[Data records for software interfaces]
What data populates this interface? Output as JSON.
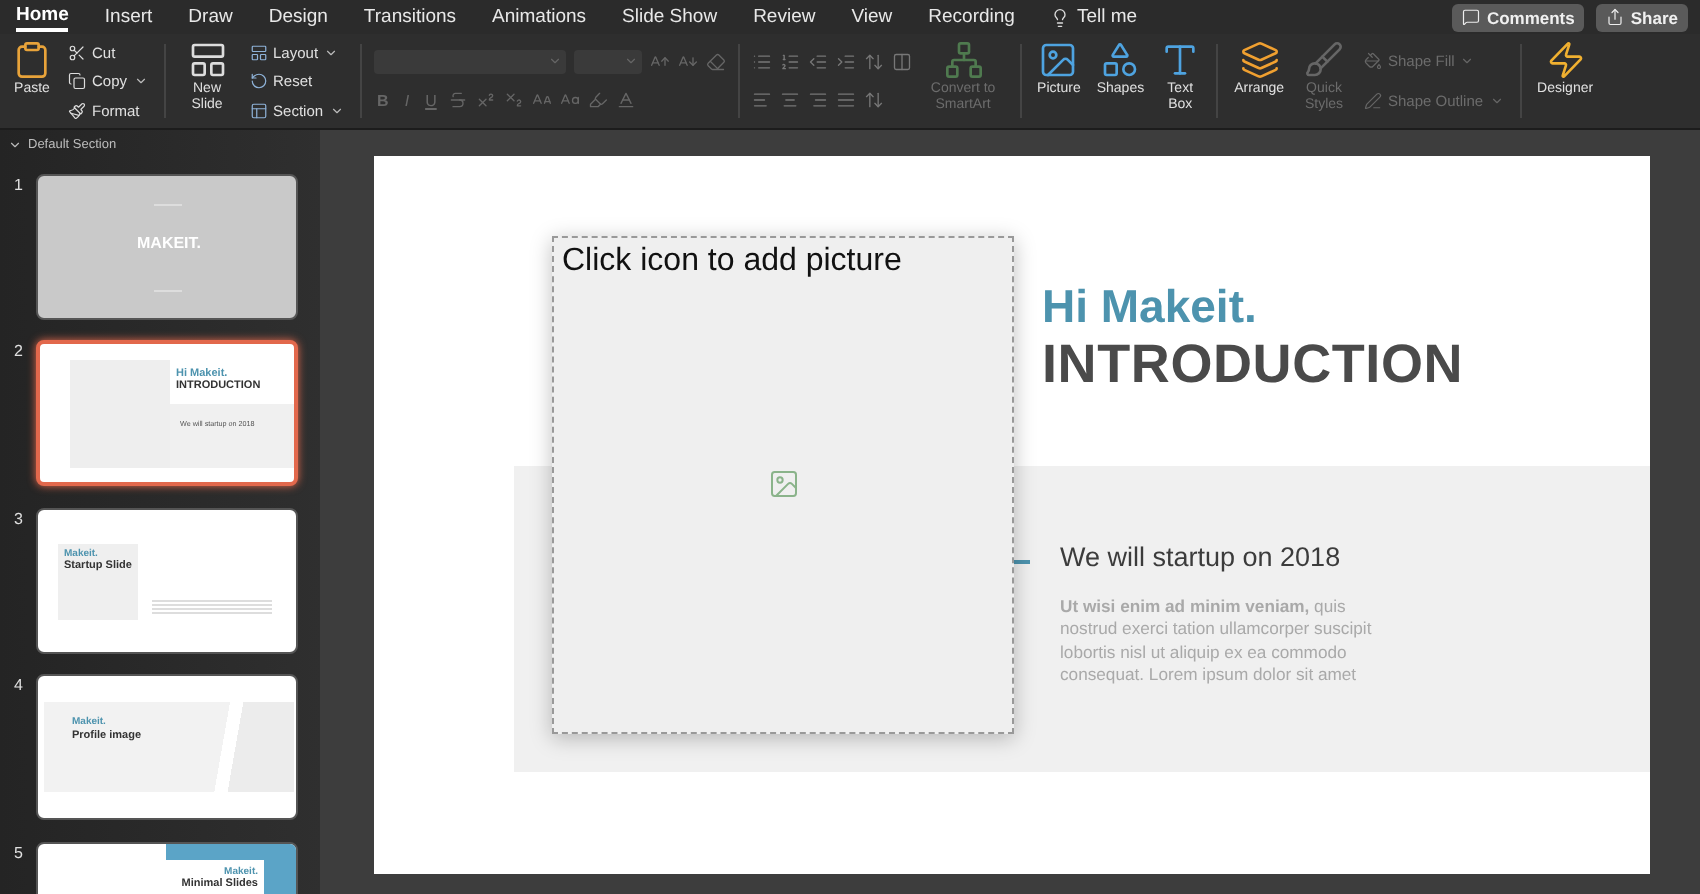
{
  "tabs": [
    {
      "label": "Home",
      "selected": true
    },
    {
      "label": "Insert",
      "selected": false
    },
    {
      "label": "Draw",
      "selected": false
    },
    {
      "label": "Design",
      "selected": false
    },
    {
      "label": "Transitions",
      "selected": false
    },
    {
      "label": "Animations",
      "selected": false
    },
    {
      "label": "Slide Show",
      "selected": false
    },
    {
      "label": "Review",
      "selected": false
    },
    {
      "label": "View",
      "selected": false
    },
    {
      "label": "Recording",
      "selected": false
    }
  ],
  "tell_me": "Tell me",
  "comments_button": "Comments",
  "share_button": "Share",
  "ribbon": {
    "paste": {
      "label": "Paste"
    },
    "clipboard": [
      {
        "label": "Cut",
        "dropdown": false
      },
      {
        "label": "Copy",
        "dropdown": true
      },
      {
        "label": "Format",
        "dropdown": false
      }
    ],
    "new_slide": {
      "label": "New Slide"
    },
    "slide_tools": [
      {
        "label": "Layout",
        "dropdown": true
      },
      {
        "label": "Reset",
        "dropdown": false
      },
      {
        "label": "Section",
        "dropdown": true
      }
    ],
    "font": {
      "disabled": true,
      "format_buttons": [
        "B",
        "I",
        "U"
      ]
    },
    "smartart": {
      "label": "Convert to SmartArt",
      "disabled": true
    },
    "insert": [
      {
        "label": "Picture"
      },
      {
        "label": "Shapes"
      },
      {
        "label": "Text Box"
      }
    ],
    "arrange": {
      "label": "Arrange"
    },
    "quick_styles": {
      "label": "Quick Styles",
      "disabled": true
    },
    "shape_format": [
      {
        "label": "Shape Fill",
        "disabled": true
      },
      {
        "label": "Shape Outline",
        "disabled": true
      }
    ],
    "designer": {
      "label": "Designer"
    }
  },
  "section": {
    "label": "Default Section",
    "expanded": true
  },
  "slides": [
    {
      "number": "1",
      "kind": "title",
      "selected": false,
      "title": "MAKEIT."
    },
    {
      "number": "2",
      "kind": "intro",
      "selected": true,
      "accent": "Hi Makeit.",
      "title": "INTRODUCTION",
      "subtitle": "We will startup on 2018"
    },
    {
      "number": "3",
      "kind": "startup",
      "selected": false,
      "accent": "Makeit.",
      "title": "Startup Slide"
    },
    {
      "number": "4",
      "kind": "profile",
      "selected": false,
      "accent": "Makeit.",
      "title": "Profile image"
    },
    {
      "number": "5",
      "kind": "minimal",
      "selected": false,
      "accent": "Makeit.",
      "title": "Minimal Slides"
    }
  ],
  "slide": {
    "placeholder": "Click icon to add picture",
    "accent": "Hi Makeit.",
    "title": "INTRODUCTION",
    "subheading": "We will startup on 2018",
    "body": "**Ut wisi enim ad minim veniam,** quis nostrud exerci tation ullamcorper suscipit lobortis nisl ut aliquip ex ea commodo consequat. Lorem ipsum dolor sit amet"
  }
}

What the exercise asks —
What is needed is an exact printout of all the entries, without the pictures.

Solution to this exercise —
What data populates this interface? Output as JSON.
{
  "tabs": [
    {
      "label": "Home",
      "selected": true
    },
    {
      "label": "Insert",
      "selected": false
    },
    {
      "label": "Draw",
      "selected": false
    },
    {
      "label": "Design",
      "selected": false
    },
    {
      "label": "Transitions",
      "selected": false
    },
    {
      "label": "Animations",
      "selected": false
    },
    {
      "label": "Slide Show",
      "selected": false
    },
    {
      "label": "Review",
      "selected": false
    },
    {
      "label": "View",
      "selected": false
    },
    {
      "label": "Recording",
      "selected": false
    }
  ],
  "tell_me": "Tell me",
  "comments_button": "Comments",
  "share_button": "Share",
  "ribbon": {
    "paste": {
      "label": "Paste"
    },
    "clipboard": [
      {
        "label": "Cut",
        "dropdown": false
      },
      {
        "label": "Copy",
        "dropdown": true
      },
      {
        "label": "Format",
        "dropdown": false
      }
    ],
    "new_slide": {
      "label": "New Slide"
    },
    "slide_tools": [
      {
        "label": "Layout",
        "dropdown": true
      },
      {
        "label": "Reset",
        "dropdown": false
      },
      {
        "label": "Section",
        "dropdown": true
      }
    ],
    "font": {
      "disabled": true,
      "format_buttons": [
        "B",
        "I",
        "U"
      ]
    },
    "smartart": {
      "label": "Convert to SmartArt",
      "disabled": true
    },
    "insert": [
      {
        "label": "Picture"
      },
      {
        "label": "Shapes"
      },
      {
        "label": "Text Box"
      }
    ],
    "arrange": {
      "label": "Arrange"
    },
    "quick_styles": {
      "label": "Quick Styles",
      "disabled": true
    },
    "shape_format": [
      {
        "label": "Shape Fill",
        "disabled": true
      },
      {
        "label": "Shape Outline",
        "disabled": true
      }
    ],
    "designer": {
      "label": "Designer"
    }
  },
  "section": {
    "label": "Default Section",
    "expanded": true
  },
  "slides": [
    {
      "number": "1",
      "kind": "title",
      "selected": false,
      "title": "MAKEIT."
    },
    {
      "number": "2",
      "kind": "intro",
      "selected": true,
      "accent": "Hi Makeit.",
      "title": "INTRODUCTION",
      "subtitle": "We will startup on 2018"
    },
    {
      "number": "3",
      "kind": "startup",
      "selected": false,
      "accent": "Makeit.",
      "title": "Startup Slide"
    },
    {
      "number": "4",
      "kind": "profile",
      "selected": false,
      "accent": "Makeit.",
      "title": "Profile image"
    },
    {
      "number": "5",
      "kind": "minimal",
      "selected": false,
      "accent": "Makeit.",
      "title": "Minimal Slides"
    }
  ],
  "slide": {
    "placeholder": "Click icon to add picture",
    "accent": "Hi Makeit.",
    "title": "INTRODUCTION",
    "subheading": "We will startup on 2018",
    "body": "**Ut wisi enim ad minim veniam,** quis nostrud exerci tation ullamcorper suscipit lobortis nisl ut aliquip ex ea commodo consequat. Lorem ipsum dolor sit amet"
  }
}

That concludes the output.